OSAMA BIN LADEN'S STRENGTH as an orator has always been his ethos. He is an eloquent and seemingly honest speaker, proud of his role in the attacks of 9/11, a principled spokesman for radical Islam's war against the West. Though bin Laden may not have penned all his words personally, the force of his ideas always shines through. As Bruce Lawrence notes in Messages to the World, "these messages are not ghostwritten tracts of the kind supplied by professional speechwriters to many politicians in the West, whether American Presidents, European Prime Ministers, or their Middle-Eastern counterparts."
In bin Laden's last video--released on October 29, 2004, on the eve of America's presidential election--bin Laden mocked President Bush: "Free men do not forfeit their security, contrary to Bush's claim that we hate freedom. If so, then let him explain to us why we don't strike--for example--Sweden?" But even while skewering President Bush for his simplistic framing of the conflict, bin Laden has been hesitant to explain the roots of the struggle to a Western audience. (His rhetoric differs when the target audience is Western rather than Muslim.) The closest he has come was the October 2004 video, where bin Laden outlined his grievances at length and urged his audience to look for 9/11's "causes in order to prevent it from happening again."
This vagueness has led some commentators to conclude that bin Laden is fundamentally a political terrorist rather than a religious one. The sociologist Michael Mann wrote, "There is a simple reason why he attacked the United States: American imperialism. As long as America seeks to control the Middle East, he and people like him will be its enemy." Doug Bandow of the American Conservative Defense Alliance--after quoting bin Laden's quip about Sweden--declared that al-Qaeda's attacks are "in pursuit of specific geopolitical objectives.

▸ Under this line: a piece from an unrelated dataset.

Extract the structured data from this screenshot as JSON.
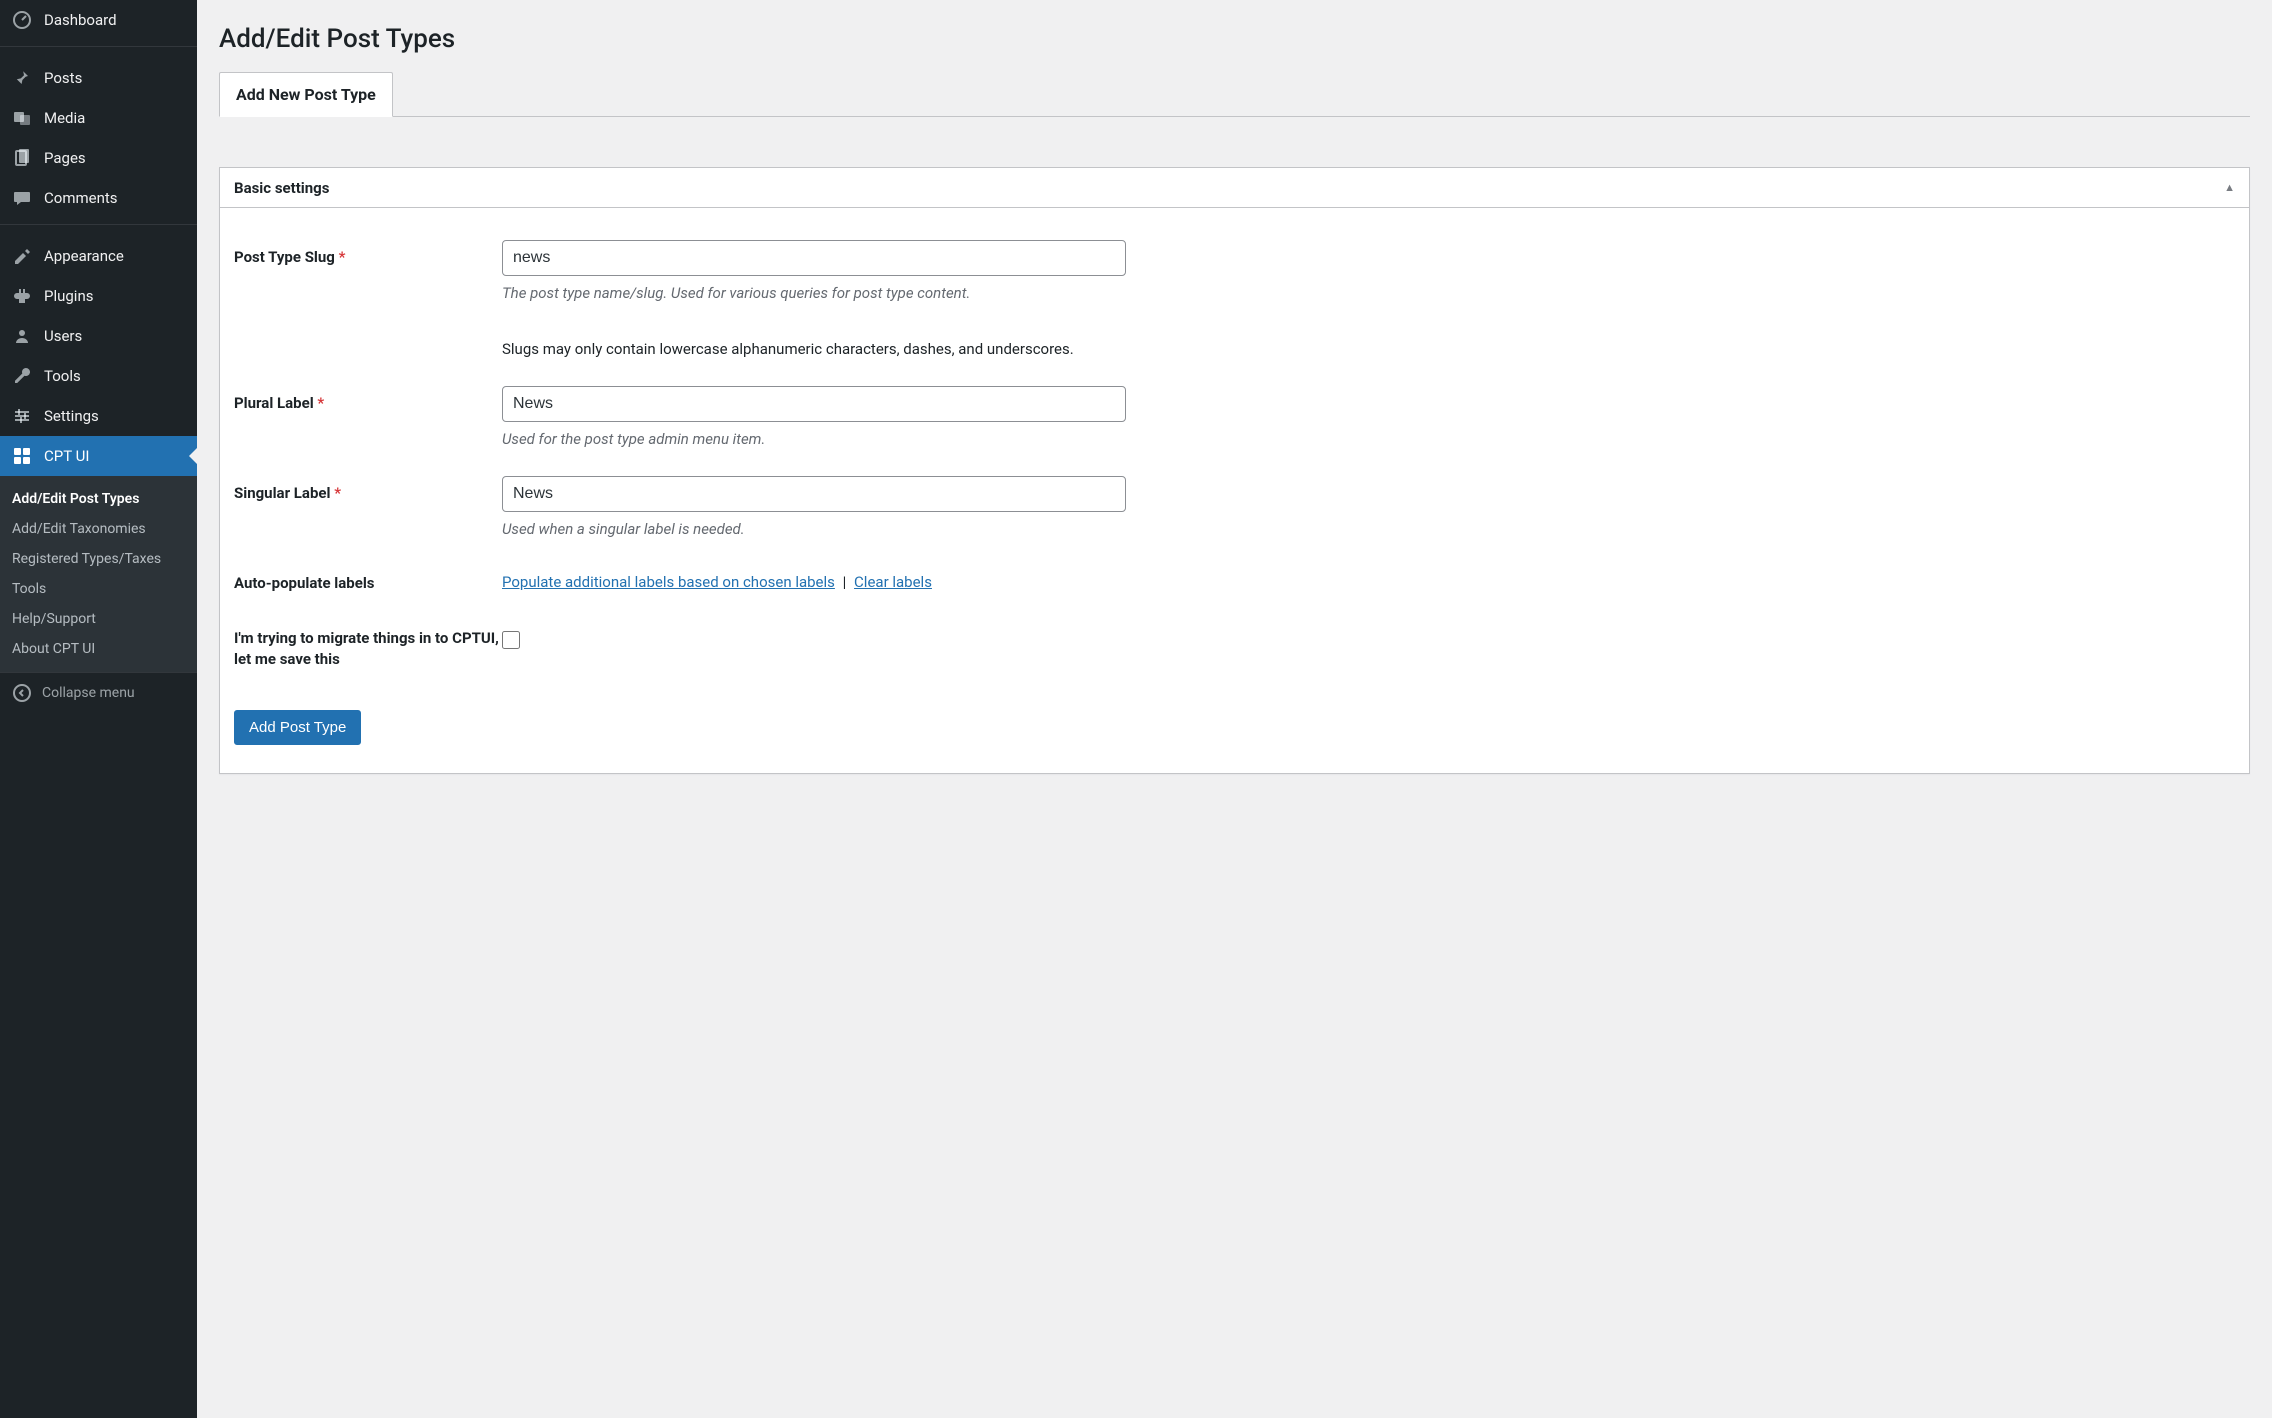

The evidence is overwhelming that they attack Americans because they believe Americans are at war with them."
A NUMBER OF COMMENTATORS have described bin Laden's latest video, released yesterday, as breaking new ground--and it does.
One way the tape does not break new ground is through the breadth of topics covered. The video is somewhat of a tour de force. Bin Laden's complaints run the gamut from the invasion of Iraq to Hollywood, global warming, and interest-bearing loans. The authorities he cites to bolster his case include Noam Chomsky, Michael Scheuer, and a soldier he calls only "Joshua" (presumably from a mid-summer ABC News report). But broad lists of grievances and a complex narrative have always been signatures of bin Laden's rhetoric. This is not the first time he mentioned the Kyoto Protocol, nor is it the first time he cited leftist intellectuals.
One discernable shift in this speech is that bin Laden is far friendlier to the Jews than ever before. He declares that if the Nazi holocaust had occurred closer to Muslim countries, "most of the Jews would have been saved by taking refuge with us." Bin Laden also recalls how Jews found shelter in Muslim countries during the Spanish Inquisition.
A second discernible shift is that the speech is more anti-imperialist and anti-capitalist than past work. Bruce Lawrence writes in Messages to the World, "The word 'imperialism' does not occur once in any of the messages he has sent out. He defines the enemy differently. For him, jihad is aimed not at an imperium, but at 'global unbelief'." But this speech is more explicit. Bin Laden describes the media as "a tool of the colonialist empires," and refers to America as an empire twice, predicting its collapse. More to the point, he says that capitalism lies at the heart of the current struggle. In the West, bin Laden says, "those with real power and influence are those with the most capital." He continues:
And since the democratic system permits major corporations to back candidates, be they presidential or congressional, there shouldn't be any cause for astonishment . . . in the Democrats' failure to stop the war. . . . As you liberated yourselves before from the slavery of monks, kings, and feudalism, you should liberate yourselves from the deception, shackles and attrition of the capitalist system.